Work required:
The expected result is the full set of records, copied precisely, with images dropped.

Website and app data records:
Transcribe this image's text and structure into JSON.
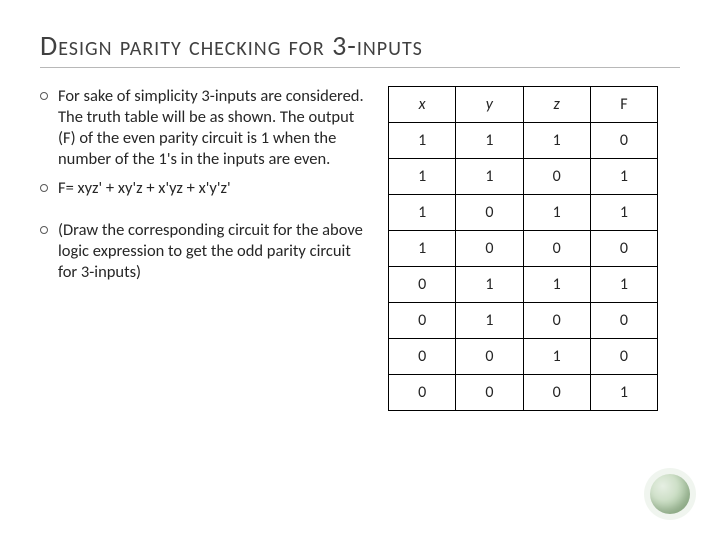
{
  "title": "Design parity checking for 3-inputs",
  "bullets": [
    "For sake of simplicity 3-inputs are considered. The truth table will be as shown. The output (F) of the even parity circuit is 1 when the number of the 1's in the inputs are even.",
    "F= xyz' + xy'z + x'yz + x'y'z'",
    "(Draw the corresponding circuit for the above logic expression to get the odd parity circuit for 3-inputs)"
  ],
  "table": {
    "headers": [
      "x",
      "y",
      "z",
      "F"
    ],
    "rows": [
      [
        "1",
        "1",
        "1",
        "0"
      ],
      [
        "1",
        "1",
        "0",
        "1"
      ],
      [
        "1",
        "0",
        "1",
        "1"
      ],
      [
        "1",
        "0",
        "0",
        "0"
      ],
      [
        "0",
        "1",
        "1",
        "1"
      ],
      [
        "0",
        "1",
        "0",
        "0"
      ],
      [
        "0",
        "0",
        "1",
        "0"
      ],
      [
        "0",
        "0",
        "0",
        "1"
      ]
    ]
  }
}
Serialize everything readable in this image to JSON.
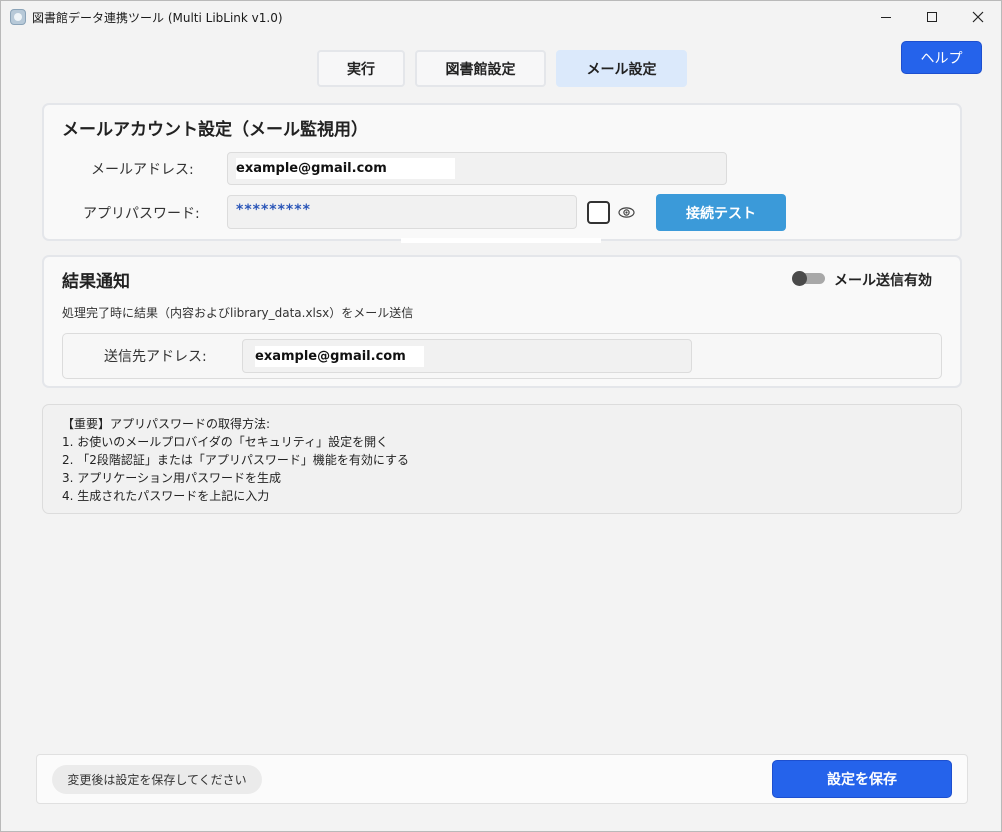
{
  "window": {
    "title": "図書館データ連携ツール (Multi LibLink v1.0)"
  },
  "tabs": [
    {
      "label": "実行"
    },
    {
      "label": "図書館設定"
    },
    {
      "label": "メール設定"
    }
  ],
  "help_button": "ヘルプ",
  "account": {
    "title": "メールアカウント設定（メール監視用）",
    "email_label": "メールアドレス:",
    "email_value": "example@gmail.com",
    "password_label": "アプリパスワード:",
    "password_value": "*********",
    "test_button": "接続テスト"
  },
  "notify": {
    "title": "結果通知",
    "toggle_label": "メール送信有効",
    "toggle_on": false,
    "description": "処理完了時に結果（内容およびlibrary_data.xlsx）をメール送信",
    "recipient_label": "送信先アドレス:",
    "recipient_value": "example@gmail.com"
  },
  "info": {
    "lines": [
      "【重要】アプリパスワードの取得方法:",
      "1. お使いのメールプロバイダの「セキュリティ」設定を開く",
      "2. 「2段階認証」または「アプリパスワード」機能を有効にする",
      "3. アプリケーション用パスワードを生成",
      "4. 生成されたパスワードを上記に入力"
    ]
  },
  "footer": {
    "hint": "変更後は設定を保存してください",
    "save_button": "設定を保存"
  },
  "colors": {
    "accent": "#2563eb",
    "test_button": "#3b9ad9",
    "active_tab": "#dbe9fb"
  },
  "icons": [
    "app-icon",
    "minimize-icon",
    "maximize-icon",
    "close-icon",
    "eye-icon"
  ]
}
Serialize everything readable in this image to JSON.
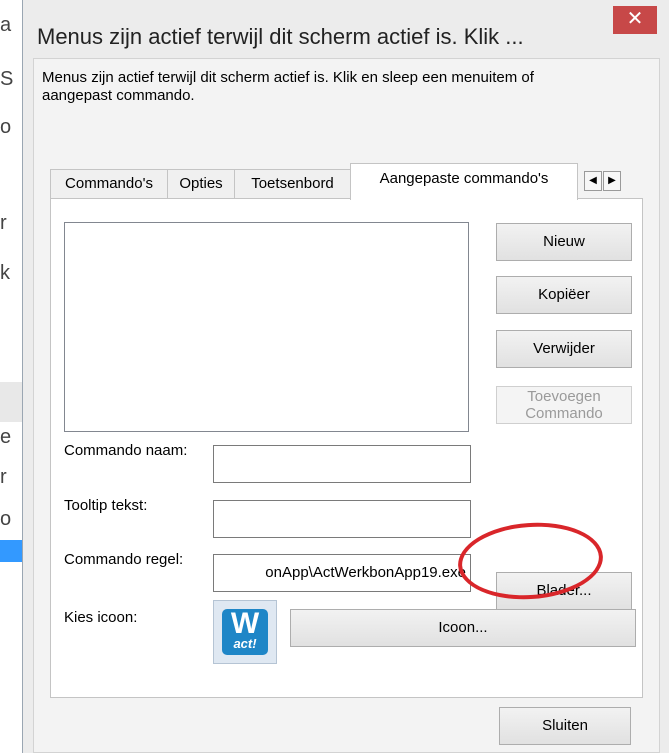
{
  "background": {
    "fragment_chars": [
      "a",
      "S",
      "o",
      "r",
      "k",
      "e",
      "r",
      "o"
    ]
  },
  "dialog": {
    "title": "Menus zijn actief terwijl dit scherm actief is. Klik ...",
    "close_glyph": "✕",
    "intro_text": "Menus zijn actief terwijl dit scherm actief is. Klik en sleep een menuitem of aangepast commando."
  },
  "tabs": [
    {
      "label": "Commando's",
      "active": false
    },
    {
      "label": "Opties",
      "active": false
    },
    {
      "label": "Toetsenbord",
      "active": false
    },
    {
      "label": "Aangepaste commando's",
      "active": true
    }
  ],
  "tab_scroll": {
    "left": "◀",
    "right": "▶"
  },
  "buttons": {
    "nieuw": "Nieuw",
    "kopieer": "Kopiëer",
    "verwijder": "Verwijder",
    "toevoegen": "Toevoegen Commando",
    "blader": "Blader...",
    "icoon": "Icoon...",
    "sluiten": "Sluiten"
  },
  "form": {
    "commando_naam_label": "Commando naam:",
    "commando_naam_value": "",
    "tooltip_label": "Tooltip tekst:",
    "tooltip_value": "",
    "commando_regel_label": "Commando regel:",
    "commando_regel_value": "onApp\\ActWerkbonApp19.exe",
    "kies_icoon_label": "Kies icoon:"
  },
  "icon": {
    "name": "act-app-icon",
    "letter": "W",
    "text": "act!",
    "color": "#1e86c7"
  },
  "annotation_color": "#d9262a"
}
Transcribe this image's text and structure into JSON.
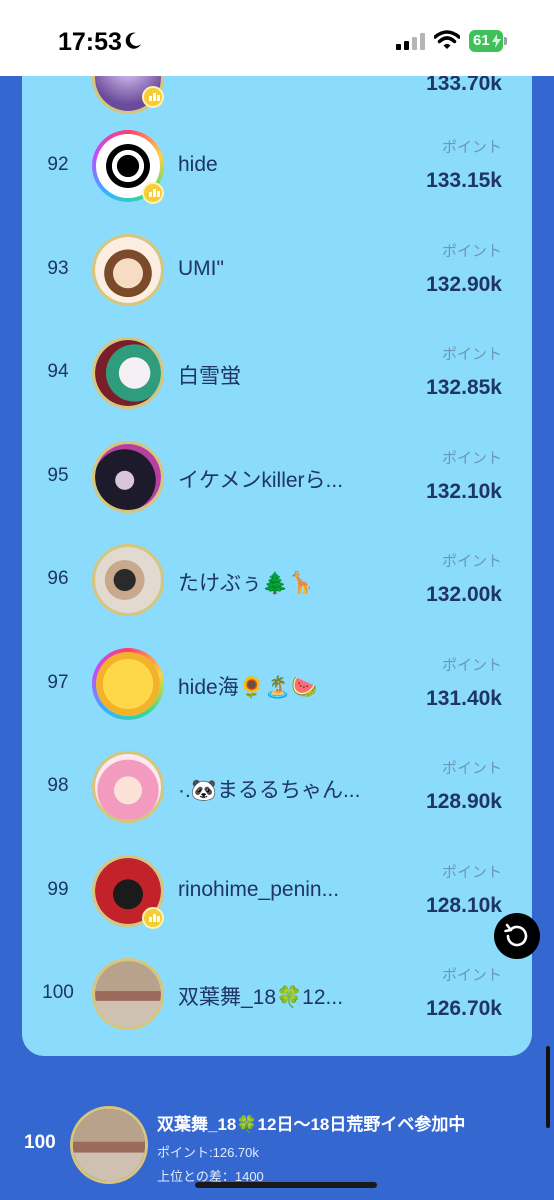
{
  "status": {
    "time": "17:53",
    "battery": "61"
  },
  "points_label": "ポイント",
  "top_partial": {
    "value": "133.70k"
  },
  "rows": [
    {
      "rank": "92",
      "name": "hide",
      "points": "133.15k"
    },
    {
      "rank": "93",
      "name": "UMI\"",
      "points": "132.90k"
    },
    {
      "rank": "94",
      "name": "白雪蛍",
      "points": "132.85k"
    },
    {
      "rank": "95",
      "name": "イケメンkillerら...",
      "points": "132.10k"
    },
    {
      "rank": "96",
      "name": "たけぶぅ🌲🦒",
      "points": "132.00k"
    },
    {
      "rank": "97",
      "name": "hide海🌻🏝️🍉",
      "points": "131.40k"
    },
    {
      "rank": "98",
      "name": "·.🐼まるるちゃん...",
      "points": "128.90k"
    },
    {
      "rank": "99",
      "name": "rinohime_penin...",
      "points": "128.10k"
    },
    {
      "rank": "100",
      "name": "双葉舞_18🍀12...",
      "points": "126.70k"
    }
  ],
  "me": {
    "rank": "100",
    "name": "双葉舞_18🍀12日〜18日荒野イベ参加中",
    "points_line": "ポイント:126.70k",
    "diff_line": "上位との差：1400"
  },
  "colors": {
    "card": "#8adbfc",
    "background": "#3567d0",
    "text": "#1f3468"
  }
}
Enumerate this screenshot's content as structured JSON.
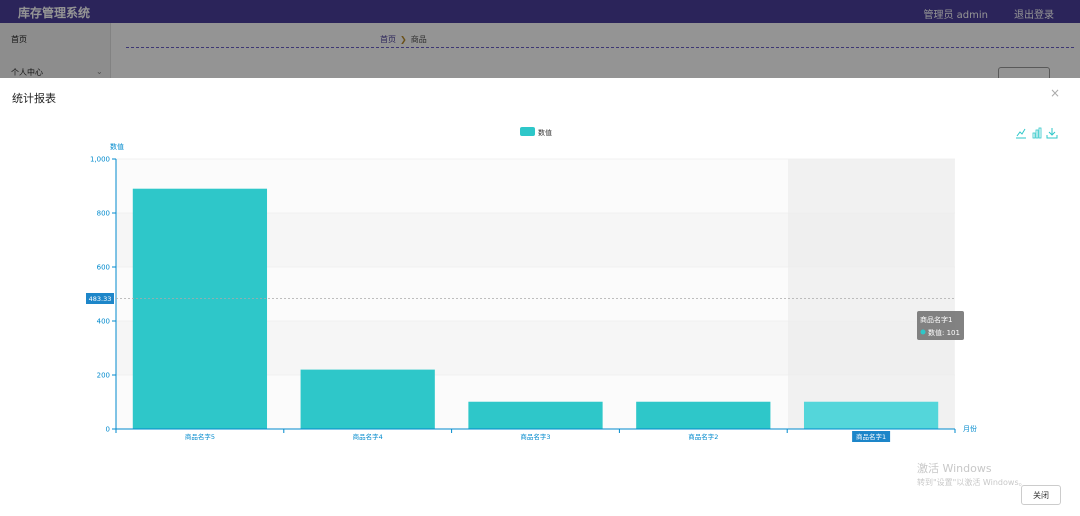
{
  "app": {
    "title": "库存管理系统",
    "user": "管理员 admin",
    "logout": "退出登录"
  },
  "sidebar": {
    "items": [
      {
        "label": "首页"
      },
      {
        "label": "个人中心"
      }
    ]
  },
  "breadcrumb": {
    "home": "首页",
    "current": "商品"
  },
  "modal": {
    "title": "统计报表",
    "close_label": "关闭"
  },
  "watermark": {
    "line1": "激活 Windows",
    "line2": "转到\"设置\"以激活 Windows。"
  },
  "colors": {
    "bar": "#2ec7c9",
    "bar_highlight": "#54d6da",
    "axis": "#008acd",
    "topbar": "#4a3f9b"
  },
  "chart_data": {
    "type": "bar",
    "categories": [
      "商品名字5",
      "商品名字4",
      "商品名字3",
      "商品名字2",
      "商品名字1"
    ],
    "series": [
      {
        "name": "数值",
        "values": [
          890,
          220,
          101,
          101,
          101
        ]
      }
    ],
    "xlabel": "月份",
    "ylabel": "数值",
    "ylim": [
      0,
      1000
    ],
    "yticks": [
      "0",
      "200",
      "400",
      "600",
      "800",
      "1,000"
    ],
    "grid": true,
    "legend": "top-center",
    "axis_pointer_value": "483.33",
    "highlighted_category": "商品名字1",
    "tooltip": {
      "title": "商品名字1",
      "line": "数值: 101"
    }
  }
}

Result of the exercise:
Transcribe this image's text and structure into JSON.
{
  "title": "Design parity checking for 3-inputs",
  "bullets": [
    "For sake of simplicity 3-inputs are considered. The truth table will be as shown. The output (F) of the even parity circuit is 1 when the number of the 1's in the inputs are even.",
    "F= xyz' + xy'z + x'yz + x'y'z'",
    "(Draw the corresponding circuit for the above logic expression to get the odd parity circuit for 3-inputs)"
  ],
  "table": {
    "headers": [
      "x",
      "y",
      "z",
      "F"
    ],
    "rows": [
      [
        "1",
        "1",
        "1",
        "0"
      ],
      [
        "1",
        "1",
        "0",
        "1"
      ],
      [
        "1",
        "0",
        "1",
        "1"
      ],
      [
        "1",
        "0",
        "0",
        "0"
      ],
      [
        "0",
        "1",
        "1",
        "1"
      ],
      [
        "0",
        "1",
        "0",
        "0"
      ],
      [
        "0",
        "0",
        "1",
        "0"
      ],
      [
        "0",
        "0",
        "0",
        "1"
      ]
    ]
  }
}
Serialize everything readable in this image to JSON.
{
  "window": {
    "title": "図書館データ連携ツール (Multi LibLink v1.0)"
  },
  "tabs": [
    {
      "label": "実行"
    },
    {
      "label": "図書館設定"
    },
    {
      "label": "メール設定"
    }
  ],
  "help_button": "ヘルプ",
  "account": {
    "title": "メールアカウント設定（メール監視用）",
    "email_label": "メールアドレス:",
    "email_value": "example@gmail.com",
    "password_label": "アプリパスワード:",
    "password_value": "*********",
    "test_button": "接続テスト"
  },
  "notify": {
    "title": "結果通知",
    "toggle_label": "メール送信有効",
    "toggle_on": false,
    "description": "処理完了時に結果（内容およびlibrary_data.xlsx）をメール送信",
    "recipient_label": "送信先アドレス:",
    "recipient_value": "example@gmail.com"
  },
  "info": {
    "lines": [
      "【重要】アプリパスワードの取得方法:",
      "1. お使いのメールプロバイダの「セキュリティ」設定を開く",
      "2. 「2段階認証」または「アプリパスワード」機能を有効にする",
      "3. アプリケーション用パスワードを生成",
      "4. 生成されたパスワードを上記に入力"
    ]
  },
  "footer": {
    "hint": "変更後は設定を保存してください",
    "save_button": "設定を保存"
  },
  "colors": {
    "accent": "#2563eb",
    "test_button": "#3b9ad9",
    "active_tab": "#dbe9fb"
  },
  "icons": [
    "app-icon",
    "minimize-icon",
    "maximize-icon",
    "close-icon",
    "eye-icon"
  ]
}
Serialize everything readable in this image to JSON.
{
  "background": {
    "fragment_chars": [
      "a",
      "S",
      "o",
      "r",
      "k",
      "e",
      "r",
      "o"
    ]
  },
  "dialog": {
    "title": "Menus zijn actief terwijl dit scherm actief is. Klik ...",
    "close_glyph": "✕",
    "intro_text": "Menus zijn actief terwijl dit scherm actief is. Klik en sleep een menuitem of aangepast commando."
  },
  "tabs": [
    {
      "label": "Commando's",
      "active": false
    },
    {
      "label": "Opties",
      "active": false
    },
    {
      "label": "Toetsenbord",
      "active": false
    },
    {
      "label": "Aangepaste commando's",
      "active": true
    }
  ],
  "tab_scroll": {
    "left": "◀",
    "right": "▶"
  },
  "buttons": {
    "nieuw": "Nieuw",
    "kopieer": "Kopiëer",
    "verwijder": "Verwijder",
    "toevoegen": "Toevoegen Commando",
    "blader": "Blader...",
    "icoon": "Icoon...",
    "sluiten": "Sluiten"
  },
  "form": {
    "commando_naam_label": "Commando naam:",
    "commando_naam_value": "",
    "tooltip_label": "Tooltip tekst:",
    "tooltip_value": "",
    "commando_regel_label": "Commando regel:",
    "commando_regel_value": "onApp\\ActWerkbonApp19.exe",
    "kies_icoon_label": "Kies icoon:"
  },
  "icon": {
    "name": "act-app-icon",
    "letter": "W",
    "text": "act!",
    "color": "#1e86c7"
  },
  "annotation_color": "#d9262a"
}
Transcribe this image's text and structure into JSON.
{
  "status": {
    "time": "17:53",
    "battery": "61"
  },
  "points_label": "ポイント",
  "top_partial": {
    "value": "133.70k"
  },
  "rows": [
    {
      "rank": "92",
      "name": "hide",
      "points": "133.15k"
    },
    {
      "rank": "93",
      "name": "UMI\"",
      "points": "132.90k"
    },
    {
      "rank": "94",
      "name": "白雪蛍",
      "points": "132.85k"
    },
    {
      "rank": "95",
      "name": "イケメンkillerら...",
      "points": "132.10k"
    },
    {
      "rank": "96",
      "name": "たけぶぅ🌲🦒",
      "points": "132.00k"
    },
    {
      "rank": "97",
      "name": "hide海🌻🏝️🍉",
      "points": "131.40k"
    },
    {
      "rank": "98",
      "name": "·.🐼まるるちゃん...",
      "points": "128.90k"
    },
    {
      "rank": "99",
      "name": "rinohime_penin...",
      "points": "128.10k"
    },
    {
      "rank": "100",
      "name": "双葉舞_18🍀12...",
      "points": "126.70k"
    }
  ],
  "me": {
    "rank": "100",
    "name": "双葉舞_18🍀12日〜18日荒野イベ参加中",
    "points_line": "ポイント:126.70k",
    "diff_line": "上位との差：1400"
  },
  "colors": {
    "card": "#8adbfc",
    "background": "#3567d0",
    "text": "#1f3468"
  }
}
Enumerate this screenshot's content as structured JSON.
{
  "app": {
    "title": "库存管理系统",
    "user": "管理员 admin",
    "logout": "退出登录"
  },
  "sidebar": {
    "items": [
      {
        "label": "首页"
      },
      {
        "label": "个人中心"
      }
    ]
  },
  "breadcrumb": {
    "home": "首页",
    "current": "商品"
  },
  "modal": {
    "title": "统计报表",
    "close_label": "关闭"
  },
  "watermark": {
    "line1": "激活 Windows",
    "line2": "转到\"设置\"以激活 Windows。"
  },
  "colors": {
    "bar": "#2ec7c9",
    "bar_highlight": "#54d6da",
    "axis": "#008acd",
    "topbar": "#4a3f9b"
  },
  "chart_data": {
    "type": "bar",
    "categories": [
      "商品名字5",
      "商品名字4",
      "商品名字3",
      "商品名字2",
      "商品名字1"
    ],
    "series": [
      {
        "name": "数值",
        "values": [
          890,
          220,
          101,
          101,
          101
        ]
      }
    ],
    "xlabel": "月份",
    "ylabel": "数值",
    "ylim": [
      0,
      1000
    ],
    "yticks": [
      "0",
      "200",
      "400",
      "600",
      "800",
      "1,000"
    ],
    "grid": true,
    "legend": "top-center",
    "axis_pointer_value": "483.33",
    "highlighted_category": "商品名字1",
    "tooltip": {
      "title": "商品名字1",
      "line": "数值: 101"
    }
  }
}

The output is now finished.